At first glance, the list of features that distinguish AZD-0914 from other FQ seems impressive: broad Gram-positive and Gram-negative activity, MRSA and MSSA activity, potency against fluoroquinolone (FQ)-resistant isolates, low frequency for S. aureus resistance, and impressive activity against C. difficile. In addition, researchers mention a peculiar MoA for this gyrase/topoisomerase inhibitor stating (we quote): “while its mechanism is similar to that seen with ﬂuoroquinolones, it is mechanistically distinct”.
What is this supposed to mean? Similar mechanism but mechanistically distinct? Such contrived semantics makes us stop and reflect for a moment. Does this seemingly utter contradiction make any sense? The word ‘similar’ already implies that the properties of the molecules being compared have much in common but are not identical.

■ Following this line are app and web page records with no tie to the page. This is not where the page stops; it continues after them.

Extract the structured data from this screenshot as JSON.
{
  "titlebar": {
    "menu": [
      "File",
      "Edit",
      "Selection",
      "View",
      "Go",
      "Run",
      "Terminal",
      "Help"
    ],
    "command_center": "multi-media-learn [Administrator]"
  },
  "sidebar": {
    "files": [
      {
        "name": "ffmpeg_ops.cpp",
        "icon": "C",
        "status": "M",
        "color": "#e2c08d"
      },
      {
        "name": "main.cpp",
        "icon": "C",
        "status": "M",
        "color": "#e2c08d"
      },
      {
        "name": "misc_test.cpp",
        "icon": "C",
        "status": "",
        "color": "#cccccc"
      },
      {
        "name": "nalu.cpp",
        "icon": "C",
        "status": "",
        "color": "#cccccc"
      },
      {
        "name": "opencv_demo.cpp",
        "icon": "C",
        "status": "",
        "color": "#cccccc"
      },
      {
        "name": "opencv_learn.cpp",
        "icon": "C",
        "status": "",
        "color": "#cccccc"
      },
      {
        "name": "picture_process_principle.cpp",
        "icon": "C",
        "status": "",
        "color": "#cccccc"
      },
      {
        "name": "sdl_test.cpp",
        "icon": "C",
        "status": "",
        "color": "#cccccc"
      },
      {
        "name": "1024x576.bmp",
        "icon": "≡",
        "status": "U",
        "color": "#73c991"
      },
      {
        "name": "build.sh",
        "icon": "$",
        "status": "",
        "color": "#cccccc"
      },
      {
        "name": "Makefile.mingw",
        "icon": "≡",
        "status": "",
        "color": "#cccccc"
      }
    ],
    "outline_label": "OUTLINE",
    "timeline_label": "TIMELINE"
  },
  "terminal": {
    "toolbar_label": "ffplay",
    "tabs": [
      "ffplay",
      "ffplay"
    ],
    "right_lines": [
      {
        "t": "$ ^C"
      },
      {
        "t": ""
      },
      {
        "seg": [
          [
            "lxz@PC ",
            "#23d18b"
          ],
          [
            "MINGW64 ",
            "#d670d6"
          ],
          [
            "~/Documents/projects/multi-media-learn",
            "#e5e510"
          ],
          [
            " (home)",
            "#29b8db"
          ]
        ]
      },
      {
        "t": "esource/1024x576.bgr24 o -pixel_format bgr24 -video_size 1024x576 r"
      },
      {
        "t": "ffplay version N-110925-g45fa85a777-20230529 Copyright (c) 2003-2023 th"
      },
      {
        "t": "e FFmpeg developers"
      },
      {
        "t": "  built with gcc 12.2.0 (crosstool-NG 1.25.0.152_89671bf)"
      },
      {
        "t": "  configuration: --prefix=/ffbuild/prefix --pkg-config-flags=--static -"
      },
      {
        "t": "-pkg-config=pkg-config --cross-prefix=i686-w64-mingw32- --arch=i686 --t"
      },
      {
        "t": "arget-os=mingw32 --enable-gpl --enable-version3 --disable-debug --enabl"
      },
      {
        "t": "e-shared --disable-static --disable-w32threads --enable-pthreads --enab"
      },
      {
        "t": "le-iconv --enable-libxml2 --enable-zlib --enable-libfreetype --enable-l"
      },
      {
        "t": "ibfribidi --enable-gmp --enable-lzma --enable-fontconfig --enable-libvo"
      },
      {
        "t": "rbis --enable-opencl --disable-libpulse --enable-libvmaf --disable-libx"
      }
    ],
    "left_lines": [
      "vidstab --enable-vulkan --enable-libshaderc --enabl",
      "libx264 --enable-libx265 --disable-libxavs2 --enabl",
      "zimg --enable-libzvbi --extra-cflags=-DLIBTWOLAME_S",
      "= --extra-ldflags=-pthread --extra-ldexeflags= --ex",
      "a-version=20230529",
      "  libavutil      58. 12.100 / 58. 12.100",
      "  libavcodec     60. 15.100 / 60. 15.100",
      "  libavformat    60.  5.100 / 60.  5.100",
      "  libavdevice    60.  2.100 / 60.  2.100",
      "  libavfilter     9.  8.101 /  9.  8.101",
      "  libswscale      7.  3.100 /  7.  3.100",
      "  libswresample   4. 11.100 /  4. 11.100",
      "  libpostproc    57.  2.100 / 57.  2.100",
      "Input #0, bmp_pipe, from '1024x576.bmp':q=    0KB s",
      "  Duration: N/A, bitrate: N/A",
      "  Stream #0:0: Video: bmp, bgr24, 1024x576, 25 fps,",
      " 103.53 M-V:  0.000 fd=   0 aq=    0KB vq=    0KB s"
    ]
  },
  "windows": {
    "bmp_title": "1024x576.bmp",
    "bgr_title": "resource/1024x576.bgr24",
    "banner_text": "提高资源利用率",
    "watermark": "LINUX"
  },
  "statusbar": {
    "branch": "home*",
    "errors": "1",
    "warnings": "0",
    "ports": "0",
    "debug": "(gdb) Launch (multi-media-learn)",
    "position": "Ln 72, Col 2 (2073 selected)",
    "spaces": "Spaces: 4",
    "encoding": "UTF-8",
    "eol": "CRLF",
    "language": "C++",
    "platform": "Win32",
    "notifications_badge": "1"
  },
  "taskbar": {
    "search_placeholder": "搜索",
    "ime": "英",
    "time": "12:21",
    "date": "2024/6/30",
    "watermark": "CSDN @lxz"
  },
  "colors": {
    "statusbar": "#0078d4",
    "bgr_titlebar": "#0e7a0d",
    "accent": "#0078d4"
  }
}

As far as the dissimilar features are concerned (stabilization of gyrase with DNA pieces; prevention of religation), it remains to be seen whether these are epiphenomena of no clinical importance or truly differentiating features as claimed in a couple of posters. So, awaiting justification why these ‘distinct’ MoA features matter, one would conservatively assume that AZD-0914 works mostly like any other quinolone on the known DNA targets, DNA gyrase and topoisomerase IV. Just with a little more, what’s the word, panache, maybe?
With no published clinical data for AZD-0914 (or ETX-0914 or Zoliflodacin) at this time, we will have to wait for answers whether unique features trump the similarities, or the reverse. A Phase 2 trial in GC was recently completed and we should learn about the results soon.
Why is it that AZD-0914 is only being developed for GC? With a truly novel MoA, there would be a great opportunity to develop this drug in many additional indications now being pursued by other broad-spectrum antibiotics, like delafloxacin, eravacycline, or plazomicin. We have to conclude that the chosen narrow development path of AZD-094 (in GC only) shares the paradoxical features with its MoA: similar but different.
There is no direct relationship between “Mutation Frequency” in lab testing and clinical resistance development
MICs of wild-type N. gonorrhoeae were 0.004 mg/L and 0.125 mg/L for ciprofloxacin and AZD-0914, respectively. When the first ciprofloxacin-resistant N. gonorrhoeae treatment failures were reported after approx.10 years of clinical use, the GC isolates had MICs of 1-2 mg/L. In the case of AZD-0914, MICs are much closer to breakpoint levels; does this have an impact on its useful lifespan? With doses for GC of 2 grams and 3 grams PO there should be enough systemic exposure to prevent resistance for a while but we still need to see the full PK profile . By comparison, standard GC doses for ciprofloxacin were between 250 mg and 500 mg PO.
In AZ’s larger strategy, anti-infectives no longer have a place
There is another topoisomerase II drug in development, gepotidacin or GSK-2140944. Its MIC50 for N. gonorrhoeae is approx. 0.5 mg/L (range: 0.25-1 mg/L) . This drug is being developed not only for GC, but also for skin infections and CABP. Here the moniker “similar but different” makes more sense, perhaps.
Of note, gepotidacin is now the only antibacterial left in GSK’s development portfolio .
 M Hubard. AAC 59: 467; 2015
 Kern G 2011. Poster F1-1840. 51st ICAAC, 17 to 20 September 2011, Chicago, IL.
 Palmer T. Poster C-1422. 54th ICAAC, 5 to 9 September 2014, Washington, DC|
 Dan I. Andersson. Preclinical studies – predicting emergence of resistance. Oral Presentation #S217, ECCMID Amsterdam April 2016
 S. Foerster. Front. Microbiol. 6: 1377, 2015
 No results from Phase 1 studies listed on clinicaltrials.gov (accessed 5/9/16)
 R Jones. AAC pii: AAC.00527-16. 2016 May 9